By John W. Goodwin Jr.
A significant number of adults diagnosed with some form of autism will have some kind of contact with police and other first-responders in the future, and local emergency personnel want to be ready.
Police officers from eight local departments as well as firefighters, ambulance personnel and emergency-room workers came together for a four-hour seminar Wednesday on dealing with the autistic population. The seminar was sponsored by the Autism Society of Ohio, Mahoning County Mental Health Board, Help Hotline and the National Alliance on Mental Illness.
Ron Marian, Mahoning County Mental Health Board director, said the goal is to make sure first- responders are ready and equipped to deal with autistic individuals while on the job.
“Autism is prominent in our community as in all communities, and we want to train them how to handle those situations if they go out to a home where an autistic child is present,” he said.
Marian said the training on autism is a more specific form of training in line with the Crisis Intervention Training most police officers already receive. The CIT training consists of 36 hours of additional training on a myriad of topics, including schizophrenia and de-escalation tips.
Mark Farrar, an Akron police officer speaking at the seminar, said new statistics recently released by the Centers for Disease Control and Prevention show that 1 in 50 children born now will be diagnosed with some form of autism, and a large percentage of those kids eventually will have interaction with first-responders.
“Someone with autism is seven times as likely to have an encounter with first-responders because they go out in public and they become fearful and anxious when put in a situation that is strange to them and can then behave inappropriately. ... They can’t help this; it is a brain disorder,” he said.

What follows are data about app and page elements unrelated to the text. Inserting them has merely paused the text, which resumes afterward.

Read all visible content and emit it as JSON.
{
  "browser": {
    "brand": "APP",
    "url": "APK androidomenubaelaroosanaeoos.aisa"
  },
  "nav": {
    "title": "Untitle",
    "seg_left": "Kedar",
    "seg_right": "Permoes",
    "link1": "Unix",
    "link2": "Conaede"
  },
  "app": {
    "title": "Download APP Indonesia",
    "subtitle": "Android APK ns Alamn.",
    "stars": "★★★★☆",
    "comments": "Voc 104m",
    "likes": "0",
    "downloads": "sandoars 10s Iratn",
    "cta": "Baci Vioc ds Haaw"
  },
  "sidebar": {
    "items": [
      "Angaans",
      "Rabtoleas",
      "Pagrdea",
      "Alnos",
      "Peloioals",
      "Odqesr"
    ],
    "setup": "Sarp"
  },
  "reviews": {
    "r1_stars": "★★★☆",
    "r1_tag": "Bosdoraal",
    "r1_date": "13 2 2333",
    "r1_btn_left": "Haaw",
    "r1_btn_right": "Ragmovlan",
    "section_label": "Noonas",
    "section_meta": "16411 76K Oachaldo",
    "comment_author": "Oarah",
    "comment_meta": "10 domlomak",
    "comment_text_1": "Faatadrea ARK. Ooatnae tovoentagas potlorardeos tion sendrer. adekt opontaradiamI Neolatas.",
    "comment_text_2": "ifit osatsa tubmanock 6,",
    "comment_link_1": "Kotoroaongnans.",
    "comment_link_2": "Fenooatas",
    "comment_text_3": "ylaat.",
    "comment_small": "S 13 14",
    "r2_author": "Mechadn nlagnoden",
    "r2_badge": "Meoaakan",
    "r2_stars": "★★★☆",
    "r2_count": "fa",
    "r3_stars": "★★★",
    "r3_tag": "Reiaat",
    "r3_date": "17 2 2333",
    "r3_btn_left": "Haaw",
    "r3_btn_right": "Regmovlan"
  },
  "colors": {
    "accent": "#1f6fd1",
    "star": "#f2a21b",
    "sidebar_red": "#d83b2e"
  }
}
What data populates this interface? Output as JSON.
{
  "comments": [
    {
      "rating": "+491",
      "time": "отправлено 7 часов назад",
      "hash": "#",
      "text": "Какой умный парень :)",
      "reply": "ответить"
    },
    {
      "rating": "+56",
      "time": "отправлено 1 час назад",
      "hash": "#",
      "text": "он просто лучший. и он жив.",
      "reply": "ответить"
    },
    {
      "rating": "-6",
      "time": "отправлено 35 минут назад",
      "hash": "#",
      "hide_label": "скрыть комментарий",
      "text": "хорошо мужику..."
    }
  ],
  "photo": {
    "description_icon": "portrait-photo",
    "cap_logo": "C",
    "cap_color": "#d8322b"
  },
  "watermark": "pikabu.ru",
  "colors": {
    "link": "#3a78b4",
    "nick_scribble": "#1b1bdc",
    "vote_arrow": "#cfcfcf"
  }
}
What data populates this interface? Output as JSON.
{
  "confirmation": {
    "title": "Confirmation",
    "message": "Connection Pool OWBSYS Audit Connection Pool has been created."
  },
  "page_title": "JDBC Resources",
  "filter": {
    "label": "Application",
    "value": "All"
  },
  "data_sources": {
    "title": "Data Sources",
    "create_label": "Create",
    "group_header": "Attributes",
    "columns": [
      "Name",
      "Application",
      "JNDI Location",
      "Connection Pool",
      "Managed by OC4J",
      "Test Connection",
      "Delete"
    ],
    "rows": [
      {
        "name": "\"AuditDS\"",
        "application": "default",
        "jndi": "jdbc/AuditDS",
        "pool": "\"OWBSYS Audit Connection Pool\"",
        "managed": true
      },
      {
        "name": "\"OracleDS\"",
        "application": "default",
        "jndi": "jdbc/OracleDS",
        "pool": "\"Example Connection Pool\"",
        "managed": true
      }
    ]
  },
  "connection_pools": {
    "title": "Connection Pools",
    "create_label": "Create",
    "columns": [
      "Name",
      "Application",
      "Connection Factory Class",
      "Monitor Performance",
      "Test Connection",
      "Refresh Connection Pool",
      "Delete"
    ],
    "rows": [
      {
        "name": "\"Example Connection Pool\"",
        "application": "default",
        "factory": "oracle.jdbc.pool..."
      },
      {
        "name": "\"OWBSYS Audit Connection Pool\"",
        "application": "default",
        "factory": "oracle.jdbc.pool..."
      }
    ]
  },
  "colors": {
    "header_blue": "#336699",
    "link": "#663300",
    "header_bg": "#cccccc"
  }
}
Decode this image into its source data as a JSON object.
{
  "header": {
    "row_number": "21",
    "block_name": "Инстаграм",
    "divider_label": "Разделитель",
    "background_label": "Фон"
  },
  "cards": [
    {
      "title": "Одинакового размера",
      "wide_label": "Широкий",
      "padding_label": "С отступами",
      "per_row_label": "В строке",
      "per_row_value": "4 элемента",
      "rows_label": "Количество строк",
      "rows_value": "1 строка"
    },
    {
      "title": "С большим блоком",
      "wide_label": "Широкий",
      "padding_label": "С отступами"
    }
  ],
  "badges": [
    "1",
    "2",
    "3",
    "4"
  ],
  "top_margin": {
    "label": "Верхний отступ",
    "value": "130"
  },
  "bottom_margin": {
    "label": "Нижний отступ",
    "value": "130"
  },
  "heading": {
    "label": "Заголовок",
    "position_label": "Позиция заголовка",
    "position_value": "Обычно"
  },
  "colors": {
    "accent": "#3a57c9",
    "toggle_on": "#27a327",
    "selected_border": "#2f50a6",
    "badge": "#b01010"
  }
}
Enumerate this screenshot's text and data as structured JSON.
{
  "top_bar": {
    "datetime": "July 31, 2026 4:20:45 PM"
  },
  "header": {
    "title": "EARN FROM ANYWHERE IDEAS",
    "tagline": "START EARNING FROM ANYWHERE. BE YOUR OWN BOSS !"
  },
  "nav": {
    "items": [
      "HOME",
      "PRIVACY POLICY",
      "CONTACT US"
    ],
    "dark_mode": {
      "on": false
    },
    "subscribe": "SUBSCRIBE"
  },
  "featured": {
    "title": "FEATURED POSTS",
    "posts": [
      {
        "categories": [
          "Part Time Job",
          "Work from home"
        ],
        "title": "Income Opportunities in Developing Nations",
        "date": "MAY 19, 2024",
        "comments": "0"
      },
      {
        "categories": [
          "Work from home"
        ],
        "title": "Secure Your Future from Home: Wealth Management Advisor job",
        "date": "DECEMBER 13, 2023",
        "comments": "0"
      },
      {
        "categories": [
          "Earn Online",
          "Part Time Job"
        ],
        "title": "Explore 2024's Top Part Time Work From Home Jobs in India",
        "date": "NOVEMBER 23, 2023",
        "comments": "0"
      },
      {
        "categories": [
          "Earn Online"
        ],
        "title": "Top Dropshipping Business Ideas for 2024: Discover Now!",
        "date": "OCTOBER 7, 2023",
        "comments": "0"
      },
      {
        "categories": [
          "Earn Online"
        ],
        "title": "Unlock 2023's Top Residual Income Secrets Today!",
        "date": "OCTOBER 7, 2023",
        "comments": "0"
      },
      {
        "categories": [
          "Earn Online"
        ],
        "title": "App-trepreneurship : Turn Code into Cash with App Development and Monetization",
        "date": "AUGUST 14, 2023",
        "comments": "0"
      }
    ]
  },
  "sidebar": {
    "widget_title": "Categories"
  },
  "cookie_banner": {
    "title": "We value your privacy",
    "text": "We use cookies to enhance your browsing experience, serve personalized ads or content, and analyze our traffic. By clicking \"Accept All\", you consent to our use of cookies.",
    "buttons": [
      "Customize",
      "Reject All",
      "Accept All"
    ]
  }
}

One of the techniques Farrar teaches first- responders is to simply “slow down” when dealing with an autistic person. He said most autistic people process information more slowly, and that often does not go well with a police officer’s natural inclination to quickly get to the facts of a situation.
Aundrea Cika, director of the Mahoning Valley Chapter of Autism Society of Ohio, said not being properly trained in dealing with the autistic can lead to difficult situations and become dangerous for the autistic person and first-responders.
“If a firefighter goes into a fire and has to save an autistic child and grabs that child, if this is a child who is on the autism spectrum and does not like to be touched, it could be dangerous for both the firefighter and the child,” she said.
The seminar took place this month, which is Autism Awareness Month.